curds and whey

Over time, either with or without heat the curds will separate into a solid and a liquid. The liquid, called whey, will be drained off to leave you with those squishy cheese curds. One of the things Kate said during the class is that “cheese makes milk smaller”. This step is where that statement really makes sense! How cool, I had never really thought about it that way. She said the curds are typically only 1/8 the volume of the milk!

mostly just curds

Since we made Feta, Primo Sale and the Hawaiian Sunset Cheeses, the way you shape the curds was pretty different. When making Feta cheese, you scoop your curds into a fine cheese cloth and hang it up so the remaining liquid can drain out overnight. The Primo Sale curds would drain in a little plastic cheese basket for about 10 minutes and then they could be flavored with spices and loaded back into their cheese basket. The Sunset cheese gets its name from its colorful design. You can achieve this by coloring your curds before you press them into a form. These colorings can be made from beets, blueberries or using a food additive called annatto. Once your curds are pretty, you layer them into a cheese form that will need to be pressed.

using the cheese basket to drain the primo sale
adding the different colored curds to the form for the sunset cheese

The amount of time before these cheeses can be declared ready will also vary. Out of our three that we made the Primo Sale takes the least time. It was ready the next day to enjoy at breakfast. The Feta requires a couple days of flipping, salting, drying and aging. The Sunset cheese needs more equipment as it will be pressed into shape using weight.

sunset cheese after the first press of the curds

In order to see all the processes and stages of cheese making, Kate had prepared some advanced samples of each. This is a great way to be involved from start to finish when you are only in class for a few hours. We even got to see the sunset cheese being brined once it was already hard enough to come out of the cheese press.

Neil waxing his cheese
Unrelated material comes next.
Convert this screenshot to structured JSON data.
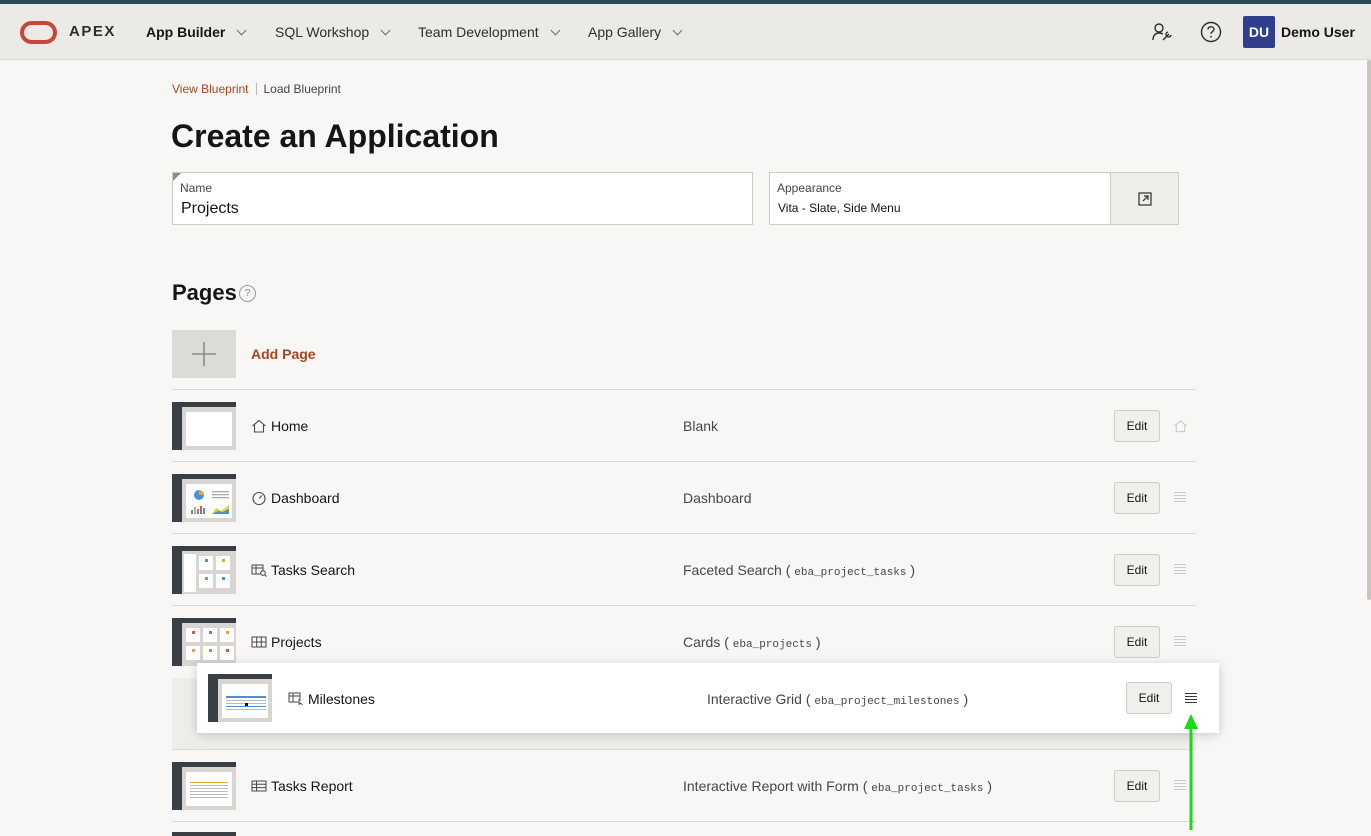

One of the other cheese making steps we were able to try out was “waxing the cheese”. Neil and I had done this in our first cheesemaking class with Kate but we got to do it again at the retreat. We’d add a few layers of food grade wax around the sunset cheese in order to help preserve it while it ages. The wax we used was orange and made a great finishing touch on this cheese! It was also super helpful that Kate had some small versions of this sunset cheese that she made and aged in advance so we could take part in this step.
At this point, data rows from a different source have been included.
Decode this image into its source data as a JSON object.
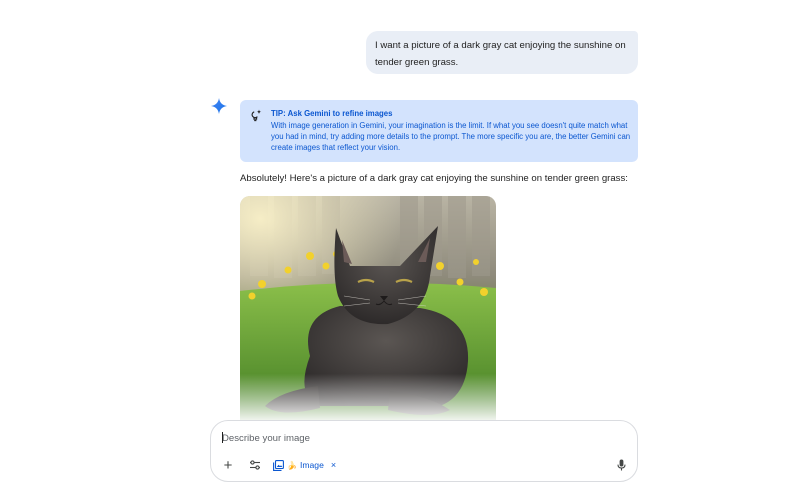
{
  "conversation": {
    "user_message": "I want a picture of a dark gray cat enjoying the sunshine on tender green grass.",
    "tip": {
      "title": "TIP: Ask Gemini to refine images",
      "body": "With image generation in Gemini, your imagination is the limit. If what you see doesn't quite match what you had in mind, try adding more details to the prompt. The more specific you are, the better Gemini can create images that reflect your vision."
    },
    "response_text": "Absolutely! Here's a picture of a dark gray cat enjoying the sunshine on tender green grass:"
  },
  "composer": {
    "placeholder": "Describe your image",
    "value": "",
    "tools": {
      "add_icon": "plus-icon",
      "tune_icon": "tune-icon",
      "chip_icon": "image-gallery-icon",
      "chip_emoji": "🍌",
      "chip_label": "Image",
      "chip_close": "×",
      "mic_icon": "microphone-icon"
    }
  },
  "colors": {
    "accent_blue": "#0b57d0",
    "tip_background": "#d3e3fd",
    "user_bubble": "#e9eef6",
    "sparkle": "#4285f4"
  }
}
A way of preserving your feta cheese is to marinate your cheese in oil. We’ve had cheese in oil before and of course it’s delicious,! Neil chose to put his feta in chili oil and I had mine in macadamia oil.

our oils to help preserve our feta cheese
marinated feta cheeses and primo sale
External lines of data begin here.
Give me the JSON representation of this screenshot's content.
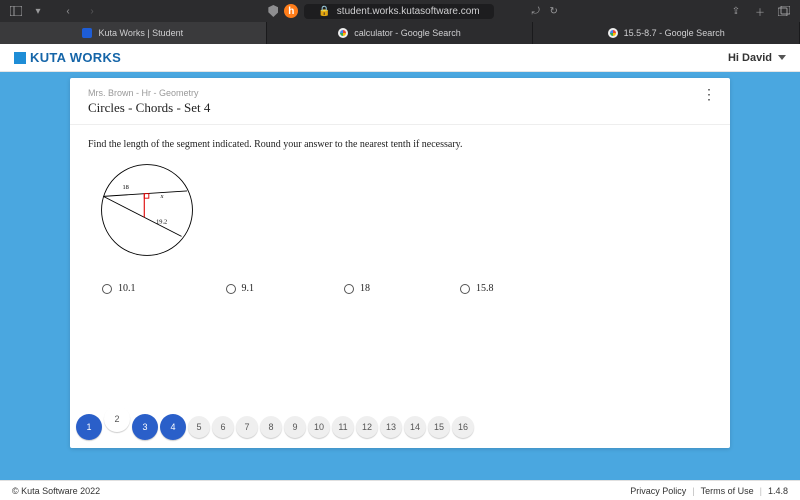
{
  "browser": {
    "url": "student.works.kutasoftware.com",
    "tabs": [
      {
        "label": "Kuta Works | Student",
        "active": true,
        "favicon": "kuta"
      },
      {
        "label": "calculator - Google Search",
        "active": false,
        "favicon": "google"
      },
      {
        "label": "15.5-8.7 - Google Search",
        "active": false,
        "favicon": "google"
      }
    ]
  },
  "header": {
    "brand": "KUTA WORKS",
    "user_greeting": "Hi David"
  },
  "assignment": {
    "breadcrumb": "Mrs. Brown - Hr - Geometry",
    "title": "Circles - Chords - Set 4",
    "prompt": "Find the length of the segment indicated.  Round your answer to the nearest tenth if necessary.",
    "figure": {
      "chord1": "18",
      "chord2": "19.2",
      "unknown": "x"
    },
    "choices": [
      "10.1",
      "9.1",
      "18",
      "15.8"
    ]
  },
  "pager": {
    "items": [
      "1",
      "2",
      "3",
      "4",
      "5",
      "6",
      "7",
      "8",
      "9",
      "10",
      "11",
      "12",
      "13",
      "14",
      "15",
      "16"
    ],
    "accent": "#2a5fc9",
    "active": [
      "1",
      "3",
      "4"
    ],
    "raised": "2"
  },
  "footer": {
    "copyright": "© Kuta Software 2022",
    "privacy": "Privacy Policy",
    "terms": "Terms of Use",
    "version": "1.4.8"
  }
}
With any cooking class, the best part is that you get to eat what you make so we have some tasting notes for you too about each one. Although we had our own versions of the cheese in our room, Kate provided samples for all of us to try at the final class, so we got to save ours to eat whenever we chose.

tasting the primo sale in class
tasting the sunset cheese in class

The Primo Sale was milky with a soft texture. When we made it, she did tell us that the milk flavor typically stands out in this cheese so that’s why it’s a cheese that she’d typically choose to use a high quality milk. The Feta had a harder texture than the first. I thought it tasted really good and didn’t find it all that salty. The sunset cheese had a funky aroma but a more mild flavor with a milky finish.

It was wonderful to be able to make cheese again! We were able to reinforce some of the skills we had learned before as well as get us excited about doing it again sooner than later. So glad we were able to take part in the cheesemaking portion of the Savor Hawaii retreat. And of course, we enjoyed the rest of the week too!

tasting our cheese by the pool

I’m sure you’ve guessed it but when we had a chance to try our marinated cheeses and primo sale by the pool, they were wonderful. And they provided a little bit to nibble on when we had some tropical drinks. Another very important part of any Hawaiian getaway!

one of our tasty tropical drinks
Intermediate Cheesemaking